think about it when you climb up over a mile each time you step up a foot that is 5 foot

pounds and with the switch backs you likely go up nearly 10,000 feet so that is 50,000 foot

pounds. Just think how much energy is expended lifting 50,000 foot pounds more!!!! It is

huge!!! The boys saved my bacon getting my pack adjusted correctly and also showing my how

to pack the weight.

My pack going down weighed 32# without water and then I added on 100 oz. plus 2.5 liters which

was about 10# of water so I ended up about 42#. Jack and Tom had a tent and cooking stuff so

they were at about 45#. I had to many clothes! I used to laugh at these pants with the zip

off legs to turn them into shorts but no more as for hiking they are the deal! One needs to

be down to around 25# without water if at all possible. I took some things I would not take


We got to the south rim on Saturday afternoon and I got an update from our friends the

Duxbury's via cell phone on the SDSU women basketball national championship game up until

half time. We got to the motel and I was going to give them a call and discovered they had

ESPN2 so I was able to watch the last 10 minutes on TV WHICH WAS GREAT!!!

We headed down Sunday morning, it started out chilly but soon warmed up. It really got

painful going down with all the weight being so steep! My conditioning did not use the

muscles used in going down. I ended up getting really "rubbery legs" The last ways was

tough but we got to Phantom Ranch and rested about a hour and I put my feet up above my

heart to try and help the legs recover as we had over 2 miles to go uphill to get to the

other zone on what is called the Clear Creek Trail. Going up went better than down and

I did better but eventually got tired out so the last 1/4 mile was a long, long ways! We

sat up camp on the Tonto Plateau. It was a beautiful site high up above the Colorado on

the north side. We had a great supper and settled in for the night. The stars were

fantastically bright.

The next morning we hiked back to Phantom Ranch and got into the Bright Angel CG thanks to

Mike the ranger who helped arrange it the day before!I don't know what happened to me Sunday

but on Monday no problem hiking and no problem hiking out on Tuesday! I definitely am

conditioned for going up hill and not down! We had a relaxing day at the CG and ate well!
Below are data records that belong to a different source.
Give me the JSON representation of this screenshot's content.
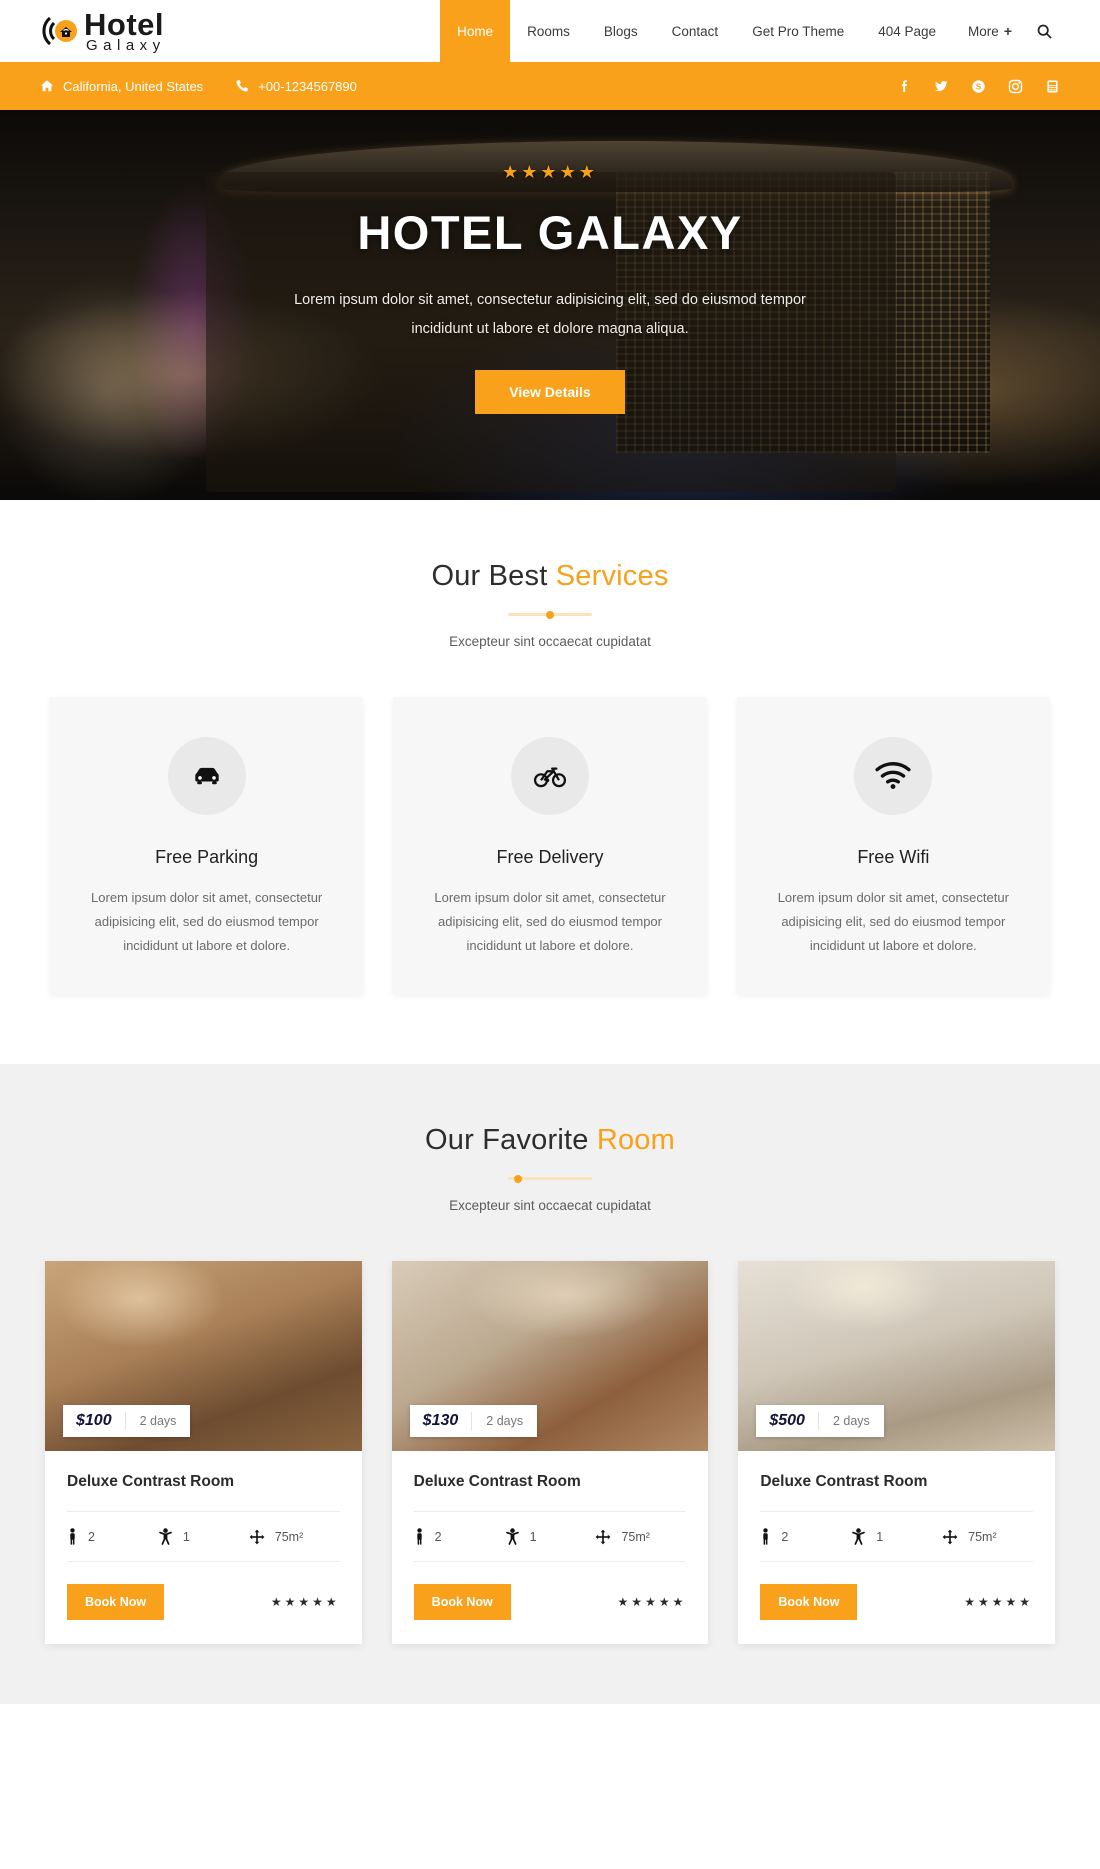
{
  "brand": {
    "name": "Hotel",
    "sub": "Galaxy",
    "logo_icon": "wifi-house-logo-icon"
  },
  "nav": {
    "items": [
      {
        "label": "Home",
        "active": true
      },
      {
        "label": "Rooms",
        "active": false
      },
      {
        "label": "Blogs",
        "active": false
      },
      {
        "label": "Contact",
        "active": false
      },
      {
        "label": "Get Pro Theme",
        "active": false
      },
      {
        "label": "404 Page",
        "active": false
      }
    ],
    "more_label": "More",
    "more_plus": "+",
    "search_icon": "search-icon"
  },
  "infobar": {
    "location": "California, United States",
    "location_icon": "home-icon",
    "phone": "+00-1234567890",
    "phone_icon": "phone-icon",
    "background": "#f9a11b",
    "socials": [
      {
        "name": "facebook-icon",
        "label": "f"
      },
      {
        "name": "twitter-icon",
        "label": "t"
      },
      {
        "name": "skype-icon",
        "label": "s"
      },
      {
        "name": "instagram-icon",
        "label": "i"
      },
      {
        "name": "youtube-icon",
        "label": "y"
      }
    ]
  },
  "hero": {
    "stars": "★★★★★",
    "title": "HOTEL GALAXY",
    "subtitle": "Lorem ipsum dolor sit amet, consectetur adipisicing elit, sed do eiusmod tempor incididunt ut labore et dolore magna aliqua.",
    "button_label": "View Details"
  },
  "services": {
    "title_plain": "Our Best ",
    "title_highlight": "Services",
    "subtitle": "Excepteur sint occaecat cupidatat",
    "divider_dot": "center",
    "cards": [
      {
        "icon": "car-icon",
        "title": "Free Parking",
        "desc": "Lorem ipsum dolor sit amet, consectetur adipisicing elit, sed do eiusmod tempor incididunt ut labore et dolore."
      },
      {
        "icon": "bicycle-icon",
        "title": "Free Delivery",
        "desc": "Lorem ipsum dolor sit amet, consectetur adipisicing elit, sed do eiusmod tempor incididunt ut labore et dolore."
      },
      {
        "icon": "wifi-icon",
        "title": "Free Wifi",
        "desc": "Lorem ipsum dolor sit amet, consectetur adipisicing elit, sed do eiusmod tempor incididunt ut labore et dolore."
      }
    ]
  },
  "rooms": {
    "title_plain": "Our Favorite ",
    "title_highlight": "Room",
    "subtitle": "Excepteur sint occaecat cupidatat",
    "divider_dot": "left",
    "cards": [
      {
        "price": "$100",
        "days": "2 days",
        "title": "Deluxe Contrast Room",
        "adults": "2",
        "children": "1",
        "area": "75m²",
        "button_label": "Book Now",
        "stars": "★★★★★"
      },
      {
        "price": "$130",
        "days": "2 days",
        "title": "Deluxe Contrast Room",
        "adults": "2",
        "children": "1",
        "area": "75m²",
        "button_label": "Book Now",
        "stars": "★★★★★"
      },
      {
        "price": "$500",
        "days": "2 days",
        "title": "Deluxe Contrast Room",
        "adults": "2",
        "children": "1",
        "area": "75m²",
        "button_label": "Book Now",
        "stars": "★★★★★"
      }
    ],
    "spec_icons": {
      "adults": "adult-person-icon",
      "children": "child-person-icon",
      "area": "arrows-expand-icon"
    }
  },
  "colors": {
    "accent": "#f9a11b",
    "section_grey": "#f1f1f1",
    "text_dark": "#2d2d2d"
  }
}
We took lots of pictures and got organized for the trip out on Tuesday.

By 7 am we were on the Bright Angel Trail headed out and by 10 am we were at Indian Gardens

and 4.5 of the 9.5 miles up and out. The last 4 miles are much steeper but it was only about

80 degrees and I was not carrying near as much water and we had ate most of the food so the

pack was about 35#, WOW!!! what a difference that makes, you just can not believe it! The

feet held up well with just a couple of blisters that really did not cause me a problem.

Jack and Tom went on ahead and Curt and I took a slower pace but we were at the top in 6

hours TOTAL so very, very pleased with that and felt great! BTW when we started out we were

really sore, especially if we had to step down.

We went on into Flagstaff and decided to get something to eat. WOW! When we got out to

walk over to the eating place all of us could barely walk. A fellow seen us and said you guys must of hiked to the bottom of the Grand Canyon and back. We all got a big laugh out of that!